- Exercise -
Produce exactly the lines from the one holding "Output a JSON" through the last line of the data below, with every picture left out.
------ Records supplied ------
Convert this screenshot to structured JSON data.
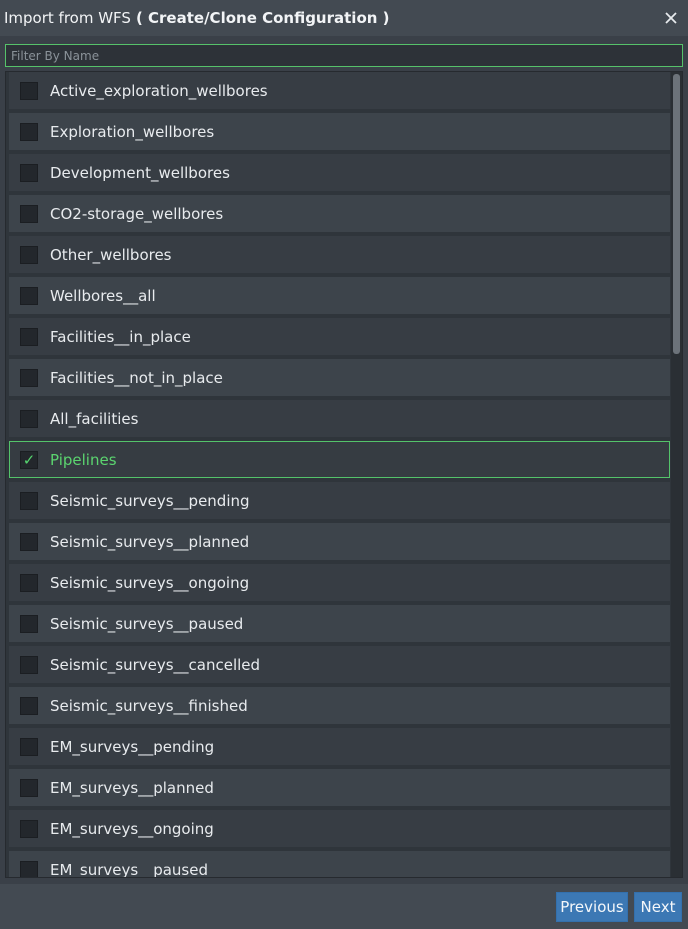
{
  "dialog": {
    "title_main": "Import from WFS",
    "title_sub": "( Create/Clone Configuration )"
  },
  "filter": {
    "placeholder": "Filter By Name",
    "value": ""
  },
  "layers": [
    {
      "label": "Active_exploration_wellbores",
      "checked": false
    },
    {
      "label": "Exploration_wellbores",
      "checked": false
    },
    {
      "label": "Development_wellbores",
      "checked": false
    },
    {
      "label": "CO2-storage_wellbores",
      "checked": false
    },
    {
      "label": "Other_wellbores",
      "checked": false
    },
    {
      "label": "Wellbores__all",
      "checked": false
    },
    {
      "label": "Facilities__in_place",
      "checked": false
    },
    {
      "label": "Facilities__not_in_place",
      "checked": false
    },
    {
      "label": "All_facilities",
      "checked": false
    },
    {
      "label": "Pipelines",
      "checked": true
    },
    {
      "label": "Seismic_surveys__pending",
      "checked": false
    },
    {
      "label": "Seismic_surveys__planned",
      "checked": false
    },
    {
      "label": "Seismic_surveys__ongoing",
      "checked": false
    },
    {
      "label": "Seismic_surveys__paused",
      "checked": false
    },
    {
      "label": "Seismic_surveys__cancelled",
      "checked": false
    },
    {
      "label": "Seismic_surveys__finished",
      "checked": false
    },
    {
      "label": "EM_surveys__pending",
      "checked": false
    },
    {
      "label": "EM_surveys__planned",
      "checked": false
    },
    {
      "label": "EM_surveys__ongoing",
      "checked": false
    },
    {
      "label": "EM_surveys__paused",
      "checked": false
    }
  ],
  "footer": {
    "previous_label": "Previous",
    "next_label": "Next"
  },
  "icons": {
    "close": "close-icon",
    "check": "checkmark-icon"
  },
  "colors": {
    "accent_green": "#56c26a",
    "button_blue": "#3c78b4"
  }
}
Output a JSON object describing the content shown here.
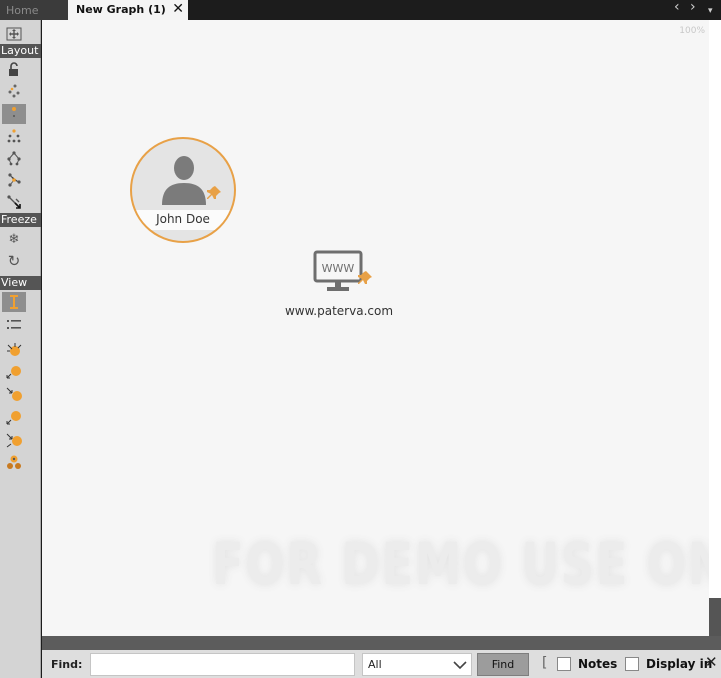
{
  "tabs": {
    "home_label": "Home",
    "active_label": "New Graph (1)",
    "close_glyph": "✕",
    "prev_glyph": "‹",
    "next_glyph": "›"
  },
  "toolbar": {
    "sections": {
      "layout": "Layout",
      "freeze": "Freeze",
      "view": "View"
    },
    "icons": [
      "expand-arrows-icon",
      "unlock-icon",
      "block-layout-icon",
      "hierarchical-layout-icon",
      "centrality-layout-icon",
      "organic-layout-icon",
      "circular-layout-icon",
      "interactive-layout-icon",
      "freeze-snowflake-icon",
      "refresh-icon",
      "node-size-icon",
      "list-view-icon",
      "ranked-incoming-icon",
      "ranked-outgoing-icon",
      "ranked-bidirectional-icon",
      "ranked-links-in-icon",
      "ranked-links-out-icon",
      "entity-group-icon"
    ]
  },
  "canvas": {
    "zoom": "100%",
    "watermark": "FOR DEMO USE ONLY",
    "nodes": {
      "person": {
        "name": "John Doe",
        "icon": "person-silhouette-icon"
      },
      "website": {
        "url": "www.paterva.com",
        "badge": "WWW",
        "icon": "monitor-icon"
      }
    },
    "colors": {
      "accent": "#e8a147",
      "pin": "#e8a147"
    }
  },
  "findbar": {
    "label": "Find:",
    "query": "",
    "scope": "All",
    "button": "Find",
    "notes_label": "Notes",
    "display_label": "Display in",
    "close_glyph": "✕"
  }
}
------
- Exercise output -
Output a JSON object describing the content shown here.
{
  "tabs": {
    "home_label": "Home",
    "active_label": "New Graph (1)",
    "close_glyph": "✕",
    "prev_glyph": "‹",
    "next_glyph": "›"
  },
  "toolbar": {
    "sections": {
      "layout": "Layout",
      "freeze": "Freeze",
      "view": "View"
    },
    "icons": [
      "expand-arrows-icon",
      "unlock-icon",
      "block-layout-icon",
      "hierarchical-layout-icon",
      "centrality-layout-icon",
      "organic-layout-icon",
      "circular-layout-icon",
      "interactive-layout-icon",
      "freeze-snowflake-icon",
      "refresh-icon",
      "node-size-icon",
      "list-view-icon",
      "ranked-incoming-icon",
      "ranked-outgoing-icon",
      "ranked-bidirectional-icon",
      "ranked-links-in-icon",
      "ranked-links-out-icon",
      "entity-group-icon"
    ]
  },
  "canvas": {
    "zoom": "100%",
    "watermark": "FOR DEMO USE ONLY",
    "nodes": {
      "person": {
        "name": "John Doe",
        "icon": "person-silhouette-icon"
      },
      "website": {
        "url": "www.paterva.com",
        "badge": "WWW",
        "icon": "monitor-icon"
      }
    },
    "colors": {
      "accent": "#e8a147",
      "pin": "#e8a147"
    }
  },
  "findbar": {
    "label": "Find:",
    "query": "",
    "scope": "All",
    "button": "Find",
    "notes_label": "Notes",
    "display_label": "Display in",
    "close_glyph": "✕"
  }
}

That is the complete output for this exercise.